▸ ASSIGNMENT
Copy out all the entries exactly.
[Opening RECORDS FOR PROCESSING section]
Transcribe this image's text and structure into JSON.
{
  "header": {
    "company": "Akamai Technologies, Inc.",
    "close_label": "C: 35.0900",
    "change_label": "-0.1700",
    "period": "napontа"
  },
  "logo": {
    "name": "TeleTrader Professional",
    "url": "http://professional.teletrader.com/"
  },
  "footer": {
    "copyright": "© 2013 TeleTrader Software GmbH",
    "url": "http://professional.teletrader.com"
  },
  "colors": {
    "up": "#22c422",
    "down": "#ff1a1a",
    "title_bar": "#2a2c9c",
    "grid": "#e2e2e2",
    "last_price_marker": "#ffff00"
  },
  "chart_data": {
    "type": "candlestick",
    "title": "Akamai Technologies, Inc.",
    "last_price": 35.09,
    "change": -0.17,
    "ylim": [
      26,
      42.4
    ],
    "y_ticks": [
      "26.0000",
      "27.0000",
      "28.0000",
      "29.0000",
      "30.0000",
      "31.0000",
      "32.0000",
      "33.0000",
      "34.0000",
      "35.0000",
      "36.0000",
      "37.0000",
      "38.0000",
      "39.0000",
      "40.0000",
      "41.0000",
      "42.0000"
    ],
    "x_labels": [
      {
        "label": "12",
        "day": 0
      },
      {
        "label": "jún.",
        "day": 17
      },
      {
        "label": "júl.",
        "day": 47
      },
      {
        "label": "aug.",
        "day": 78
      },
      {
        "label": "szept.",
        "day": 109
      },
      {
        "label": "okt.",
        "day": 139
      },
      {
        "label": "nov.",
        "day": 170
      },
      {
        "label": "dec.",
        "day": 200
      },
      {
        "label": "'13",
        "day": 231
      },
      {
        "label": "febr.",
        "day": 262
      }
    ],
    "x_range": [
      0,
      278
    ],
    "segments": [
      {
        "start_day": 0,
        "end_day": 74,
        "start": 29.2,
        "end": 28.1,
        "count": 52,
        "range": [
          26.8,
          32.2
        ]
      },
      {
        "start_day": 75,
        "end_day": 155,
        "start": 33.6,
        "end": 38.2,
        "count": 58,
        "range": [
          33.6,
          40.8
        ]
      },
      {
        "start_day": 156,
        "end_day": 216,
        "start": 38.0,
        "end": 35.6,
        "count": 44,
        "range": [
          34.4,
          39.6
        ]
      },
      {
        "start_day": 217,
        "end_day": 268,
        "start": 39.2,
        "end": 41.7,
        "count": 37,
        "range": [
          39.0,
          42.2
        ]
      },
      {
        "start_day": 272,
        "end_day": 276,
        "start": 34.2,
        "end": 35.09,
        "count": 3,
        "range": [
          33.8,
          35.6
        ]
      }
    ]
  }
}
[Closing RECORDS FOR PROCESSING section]
▸ RESPONSE
Transcribe this image's text and structure into JSON.
{
  "header": {
    "company": "Akamai Technologies, Inc.",
    "close_label": "C: 35.0900",
    "change_label": "-0.1700",
    "period": "napontа"
  },
  "logo": {
    "name": "TeleTrader Professional",
    "url": "http://professional.teletrader.com/"
  },
  "footer": {
    "copyright": "© 2013 TeleTrader Software GmbH",
    "url": "http://professional.teletrader.com"
  },
  "colors": {
    "up": "#22c422",
    "down": "#ff1a1a",
    "title_bar": "#2a2c9c",
    "grid": "#e2e2e2",
    "last_price_marker": "#ffff00"
  },
  "chart_data": {
    "type": "candlestick",
    "title": "Akamai Technologies, Inc.",
    "last_price": 35.09,
    "change": -0.17,
    "ylim": [
      26,
      42.4
    ],
    "y_ticks": [
      "26.0000",
      "27.0000",
      "28.0000",
      "29.0000",
      "30.0000",
      "31.0000",
      "32.0000",
      "33.0000",
      "34.0000",
      "35.0000",
      "36.0000",
      "37.0000",
      "38.0000",
      "39.0000",
      "40.0000",
      "41.0000",
      "42.0000"
    ],
    "x_labels": [
      {
        "label": "12",
        "day": 0
      },
      {
        "label": "jún.",
        "day": 17
      },
      {
        "label": "júl.",
        "day": 47
      },
      {
        "label": "aug.",
        "day": 78
      },
      {
        "label": "szept.",
        "day": 109
      },
      {
        "label": "okt.",
        "day": 139
      },
      {
        "label": "nov.",
        "day": 170
      },
      {
        "label": "dec.",
        "day": 200
      },
      {
        "label": "'13",
        "day": 231
      },
      {
        "label": "febr.",
        "day": 262
      }
    ],
    "x_range": [
      0,
      278
    ],
    "segments": [
      {
        "start_day": 0,
        "end_day": 74,
        "start": 29.2,
        "end": 28.1,
        "count": 52,
        "range": [
          26.8,
          32.2
        ]
      },
      {
        "start_day": 75,
        "end_day": 155,
        "start": 33.6,
        "end": 38.2,
        "count": 58,
        "range": [
          33.6,
          40.8
        ]
      },
      {
        "start_day": 156,
        "end_day": 216,
        "start": 38.0,
        "end": 35.6,
        "count": 44,
        "range": [
          34.4,
          39.6
        ]
      },
      {
        "start_day": 217,
        "end_day": 268,
        "start": 39.2,
        "end": 41.7,
        "count": 37,
        "range": [
          39.0,
          42.2
        ]
      },
      {
        "start_day": 272,
        "end_day": 276,
        "start": 34.2,
        "end": 35.09,
        "count": 3,
        "range": [
          33.8,
          35.6
        ]
      }
    ]
  }
}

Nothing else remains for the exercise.